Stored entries
▼

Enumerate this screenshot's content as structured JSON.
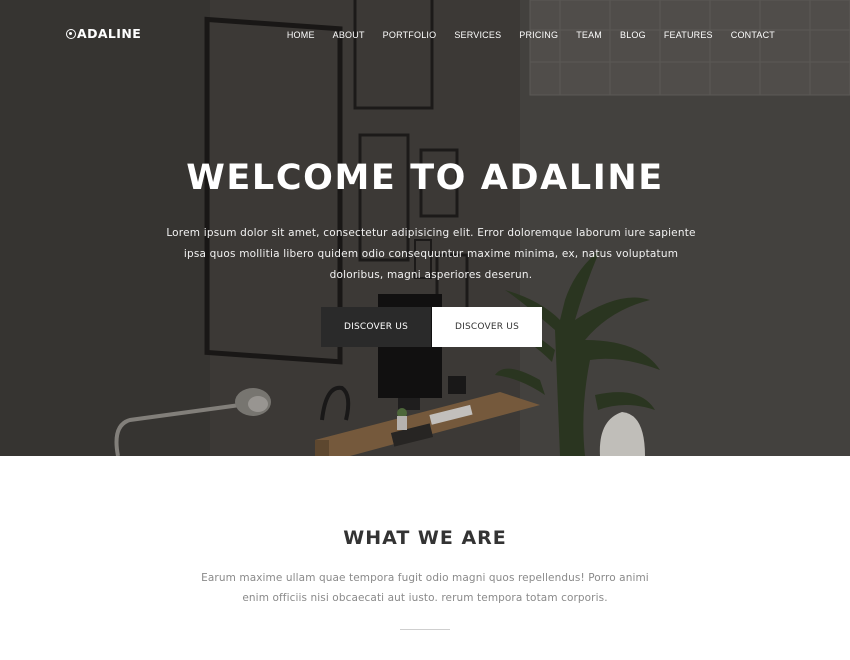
{
  "brand": {
    "logo_text": "ADALINE"
  },
  "nav": {
    "items": [
      "HOME",
      "ABOUT",
      "PORTFOLIO",
      "SERVICES",
      "PRICING",
      "TEAM",
      "BLOG",
      "FEATURES",
      "CONTACT"
    ]
  },
  "hero": {
    "title": "WELCOME TO ADALINE",
    "text": "Lorem ipsum dolor sit amet, consectetur adipisicing elit. Error doloremque laborum iure sapiente ipsa quos mollitia libero quidem odio consequuntur maxime minima, ex, natus voluptatum doloribus, magni asperiores deserun.",
    "primary_button": "DISCOVER US",
    "secondary_button": "DISCOVER US"
  },
  "about": {
    "title": "WHAT WE ARE",
    "text": "Earum maxime ullam quae tempora fugit odio magni quos repellendus! Porro animi enim officiis nisi obcaecati aut iusto. rerum tempora totam corporis."
  },
  "colors": {
    "primary_button_bg": "#2a2a2a",
    "secondary_button_bg": "#ffffff",
    "hero_text": "#ffffff",
    "body_text": "#8a8a8a"
  }
}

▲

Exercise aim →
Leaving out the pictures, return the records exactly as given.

Solution →
Enumerate this screenshot's content as structured JSON.
{
  "brand": {
    "logo_text": "ADALINE"
  },
  "nav": {
    "items": [
      "HOME",
      "ABOUT",
      "PORTFOLIO",
      "SERVICES",
      "PRICING",
      "TEAM",
      "BLOG",
      "FEATURES",
      "CONTACT"
    ]
  },
  "hero": {
    "title": "WELCOME TO ADALINE",
    "text": "Lorem ipsum dolor sit amet, consectetur adipisicing elit. Error doloremque laborum iure sapiente ipsa quos mollitia libero quidem odio consequuntur maxime minima, ex, natus voluptatum doloribus, magni asperiores deserun.",
    "primary_button": "DISCOVER US",
    "secondary_button": "DISCOVER US"
  },
  "about": {
    "title": "WHAT WE ARE",
    "text": "Earum maxime ullam quae tempora fugit odio magni quos repellendus! Porro animi enim officiis nisi obcaecati aut iusto. rerum tempora totam corporis."
  },
  "colors": {
    "primary_button_bg": "#2a2a2a",
    "secondary_button_bg": "#ffffff",
    "hero_text": "#ffffff",
    "body_text": "#8a8a8a"
  }
}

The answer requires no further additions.